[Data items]
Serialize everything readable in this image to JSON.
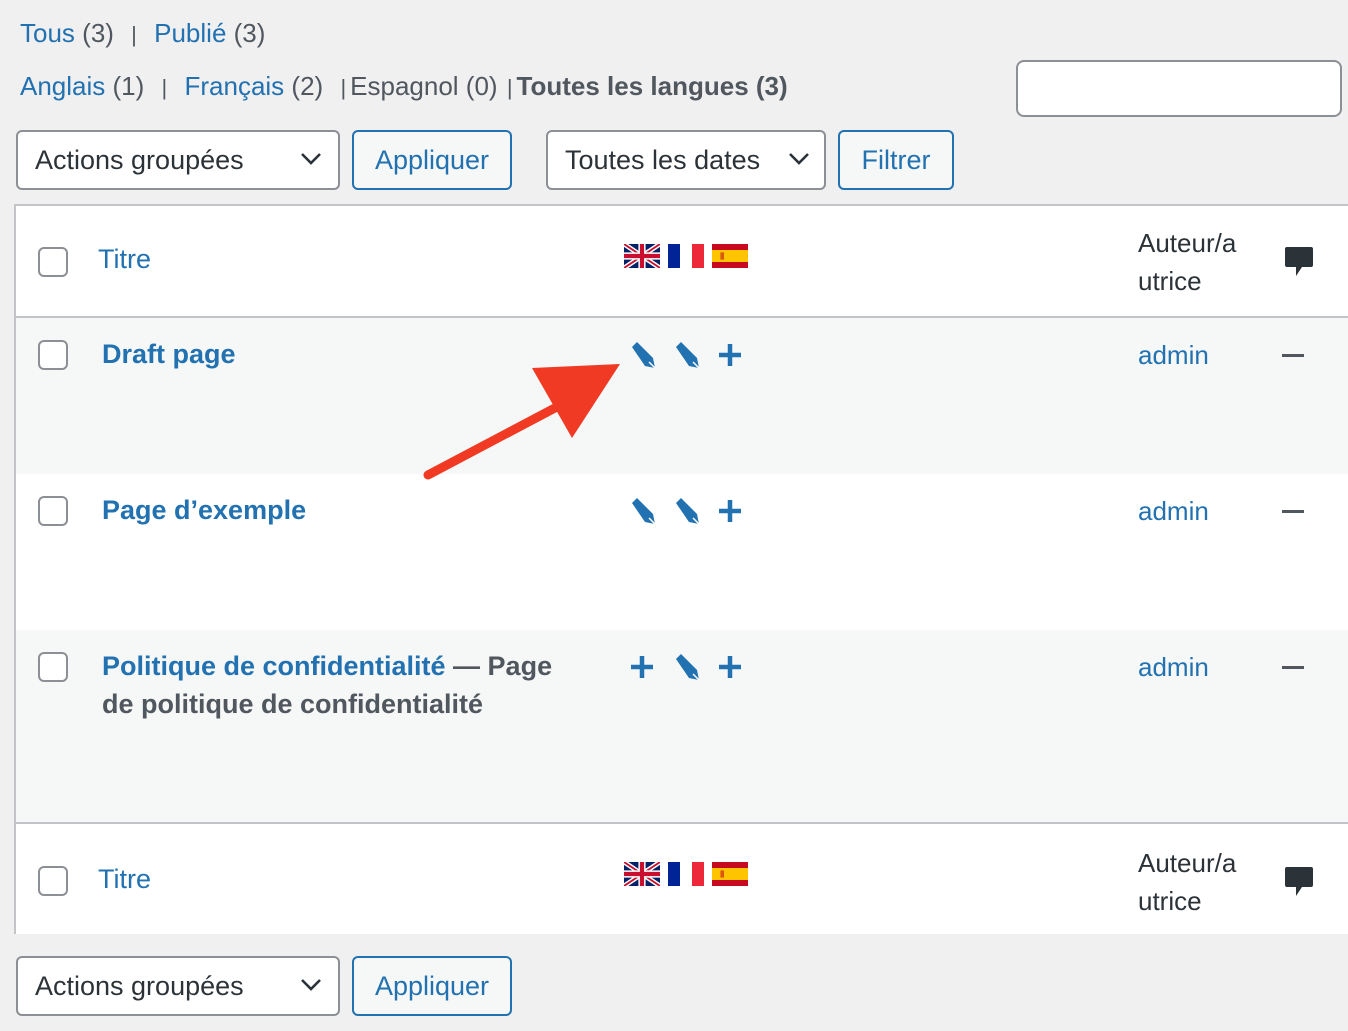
{
  "status_filter": {
    "items": [
      {
        "label": "Tous",
        "count": "(3)"
      },
      {
        "label": "Publié",
        "count": "(3)"
      }
    ]
  },
  "lang_filter": {
    "items": [
      {
        "label": "Anglais",
        "count": "(1)"
      },
      {
        "label": "Français",
        "count": "(2)"
      },
      {
        "label": "Espagnol (0)"
      },
      {
        "label": "Toutes les langues (3)"
      }
    ]
  },
  "search": {
    "placeholder": ""
  },
  "toolbar_top": {
    "bulk_actions": "Actions groupées",
    "apply": "Appliquer",
    "dates": "Toutes les dates",
    "filter": "Filtrer"
  },
  "table": {
    "col_title": "Titre",
    "col_author_1": "Auteur/a",
    "col_author_2": "utrice",
    "flags": [
      "uk-flag",
      "france-flag",
      "spain-flag"
    ],
    "rows": [
      {
        "title": "Draft page",
        "state": "",
        "author": "admin",
        "comments": "—",
        "icons": [
          "edit-pencil-icon",
          "edit-pencil-icon",
          "add-translation-icon"
        ]
      },
      {
        "title": "Page d’exemple",
        "state": "",
        "author": "admin",
        "comments": "—",
        "icons": [
          "edit-pencil-icon",
          "edit-pencil-icon",
          "add-translation-icon"
        ]
      },
      {
        "title": "Politique de confidentialité",
        "state": "— Page de politique de confidentialité",
        "author": "admin",
        "comments": "—",
        "icons": [
          "add-translation-icon",
          "edit-pencil-icon",
          "add-translation-icon"
        ]
      }
    ]
  },
  "toolbar_bottom": {
    "bulk_actions": "Actions groupées",
    "apply": "Appliquer"
  },
  "colors": {
    "link": "#2271b1",
    "arrow": "#f03a24",
    "background": "#f0f0f1"
  }
}
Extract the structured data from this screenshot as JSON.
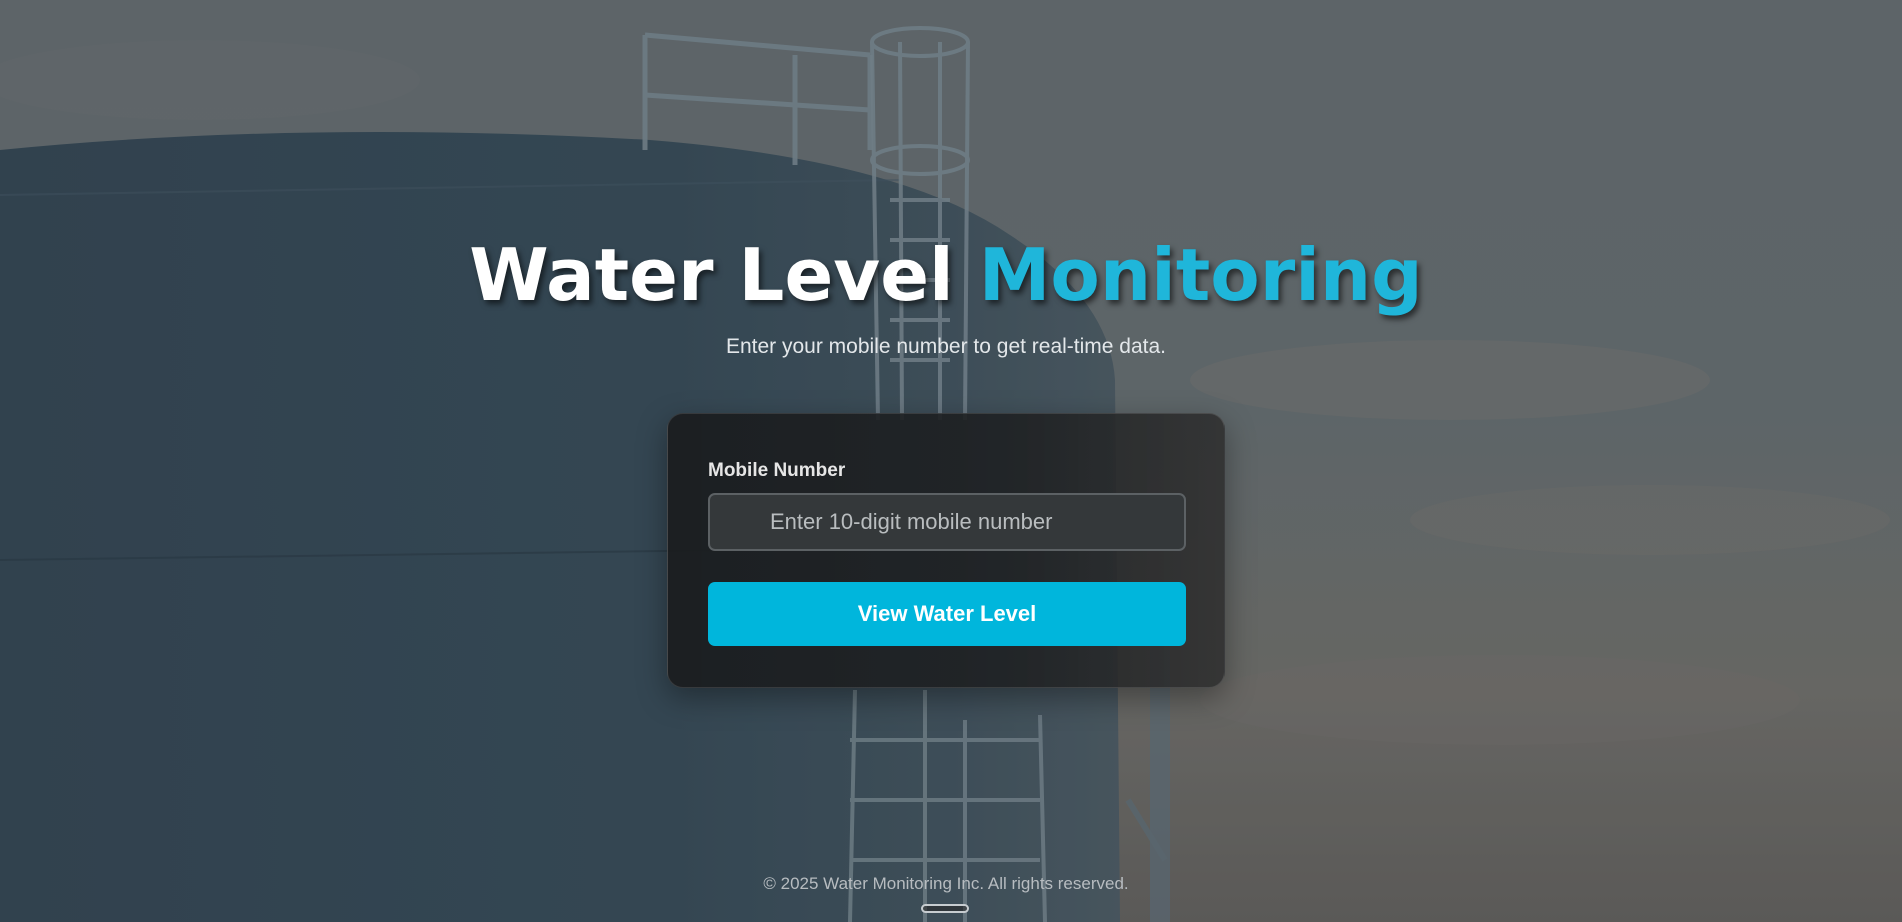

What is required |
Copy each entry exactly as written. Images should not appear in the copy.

Solved exercise |
Serialize everything readable in this image to JSON.
{
  "status_filter": {
    "items": [
      {
        "label": "Tous",
        "count": "(3)"
      },
      {
        "label": "Publié",
        "count": "(3)"
      }
    ]
  },
  "lang_filter": {
    "items": [
      {
        "label": "Anglais",
        "count": "(1)"
      },
      {
        "label": "Français",
        "count": "(2)"
      },
      {
        "label": "Espagnol (0)"
      },
      {
        "label": "Toutes les langues (3)"
      }
    ]
  },
  "search": {
    "placeholder": ""
  },
  "toolbar_top": {
    "bulk_actions": "Actions groupées",
    "apply": "Appliquer",
    "dates": "Toutes les dates",
    "filter": "Filtrer"
  },
  "table": {
    "col_title": "Titre",
    "col_author_1": "Auteur/a",
    "col_author_2": "utrice",
    "flags": [
      "uk-flag",
      "france-flag",
      "spain-flag"
    ],
    "rows": [
      {
        "title": "Draft page",
        "state": "",
        "author": "admin",
        "comments": "—",
        "icons": [
          "edit-pencil-icon",
          "edit-pencil-icon",
          "add-translation-icon"
        ]
      },
      {
        "title": "Page d’exemple",
        "state": "",
        "author": "admin",
        "comments": "—",
        "icons": [
          "edit-pencil-icon",
          "edit-pencil-icon",
          "add-translation-icon"
        ]
      },
      {
        "title": "Politique de confidentialité",
        "state": "— Page de politique de confidentialité",
        "author": "admin",
        "comments": "—",
        "icons": [
          "add-translation-icon",
          "edit-pencil-icon",
          "add-translation-icon"
        ]
      }
    ]
  },
  "toolbar_bottom": {
    "bulk_actions": "Actions groupées",
    "apply": "Appliquer"
  },
  "colors": {
    "link": "#2271b1",
    "arrow": "#f03a24",
    "background": "#f0f0f1"
  }
}
Extract the structured data from this screenshot as JSON.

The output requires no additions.